■ **Given records**
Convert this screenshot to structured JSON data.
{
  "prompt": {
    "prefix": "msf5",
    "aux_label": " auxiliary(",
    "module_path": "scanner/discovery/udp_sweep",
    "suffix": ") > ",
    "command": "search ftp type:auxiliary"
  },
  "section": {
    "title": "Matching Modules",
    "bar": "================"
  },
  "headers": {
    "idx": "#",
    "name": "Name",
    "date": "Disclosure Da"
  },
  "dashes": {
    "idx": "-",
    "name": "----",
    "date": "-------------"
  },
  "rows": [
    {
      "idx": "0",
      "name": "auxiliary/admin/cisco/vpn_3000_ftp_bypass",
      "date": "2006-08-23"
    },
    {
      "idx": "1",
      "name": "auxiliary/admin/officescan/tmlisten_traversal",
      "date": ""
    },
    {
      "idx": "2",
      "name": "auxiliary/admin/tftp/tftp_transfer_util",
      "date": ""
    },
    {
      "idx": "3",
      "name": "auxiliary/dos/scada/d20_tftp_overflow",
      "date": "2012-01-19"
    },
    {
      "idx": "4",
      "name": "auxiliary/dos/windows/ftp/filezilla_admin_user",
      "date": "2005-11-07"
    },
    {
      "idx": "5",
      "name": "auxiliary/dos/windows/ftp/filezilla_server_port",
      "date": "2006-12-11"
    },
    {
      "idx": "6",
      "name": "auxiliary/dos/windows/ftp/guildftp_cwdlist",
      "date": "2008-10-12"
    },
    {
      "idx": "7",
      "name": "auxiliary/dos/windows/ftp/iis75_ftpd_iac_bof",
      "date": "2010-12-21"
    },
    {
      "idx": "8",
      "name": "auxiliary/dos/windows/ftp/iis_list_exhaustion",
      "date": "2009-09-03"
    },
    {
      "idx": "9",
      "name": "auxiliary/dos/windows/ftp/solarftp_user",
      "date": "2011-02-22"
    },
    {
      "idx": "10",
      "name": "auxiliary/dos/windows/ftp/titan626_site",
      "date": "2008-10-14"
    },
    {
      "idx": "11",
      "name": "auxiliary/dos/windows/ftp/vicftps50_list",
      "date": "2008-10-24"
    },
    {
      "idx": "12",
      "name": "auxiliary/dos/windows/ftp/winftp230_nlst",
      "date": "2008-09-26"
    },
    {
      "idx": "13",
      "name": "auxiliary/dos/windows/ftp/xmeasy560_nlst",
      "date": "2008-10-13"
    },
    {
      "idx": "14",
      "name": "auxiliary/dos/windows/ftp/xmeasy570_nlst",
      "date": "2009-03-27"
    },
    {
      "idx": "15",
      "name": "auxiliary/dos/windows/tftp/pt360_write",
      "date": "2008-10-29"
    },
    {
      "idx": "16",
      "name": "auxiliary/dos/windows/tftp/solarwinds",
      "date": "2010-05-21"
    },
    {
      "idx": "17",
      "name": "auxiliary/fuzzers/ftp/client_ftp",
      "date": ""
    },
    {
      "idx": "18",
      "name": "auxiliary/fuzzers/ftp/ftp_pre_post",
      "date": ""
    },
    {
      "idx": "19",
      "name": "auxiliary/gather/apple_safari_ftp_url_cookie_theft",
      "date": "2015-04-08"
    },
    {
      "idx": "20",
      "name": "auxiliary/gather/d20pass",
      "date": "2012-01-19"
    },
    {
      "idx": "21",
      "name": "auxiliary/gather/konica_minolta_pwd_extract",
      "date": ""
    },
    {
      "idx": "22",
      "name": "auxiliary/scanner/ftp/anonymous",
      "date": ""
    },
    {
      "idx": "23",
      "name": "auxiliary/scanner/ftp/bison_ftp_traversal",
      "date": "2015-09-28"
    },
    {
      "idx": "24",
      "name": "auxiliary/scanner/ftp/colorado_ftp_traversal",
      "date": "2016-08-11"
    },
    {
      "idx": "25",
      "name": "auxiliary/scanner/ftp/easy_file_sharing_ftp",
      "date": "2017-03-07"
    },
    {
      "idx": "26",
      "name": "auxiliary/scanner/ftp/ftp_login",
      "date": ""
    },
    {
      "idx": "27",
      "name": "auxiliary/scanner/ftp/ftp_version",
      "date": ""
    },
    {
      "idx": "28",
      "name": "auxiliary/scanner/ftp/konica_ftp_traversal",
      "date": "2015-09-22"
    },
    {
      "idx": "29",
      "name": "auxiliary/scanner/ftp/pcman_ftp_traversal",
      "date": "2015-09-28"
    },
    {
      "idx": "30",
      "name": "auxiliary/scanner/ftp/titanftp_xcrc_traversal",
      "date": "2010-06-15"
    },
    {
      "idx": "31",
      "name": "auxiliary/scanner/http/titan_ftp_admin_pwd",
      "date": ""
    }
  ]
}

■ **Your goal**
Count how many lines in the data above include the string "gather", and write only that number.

■ **Result of this exercise**
3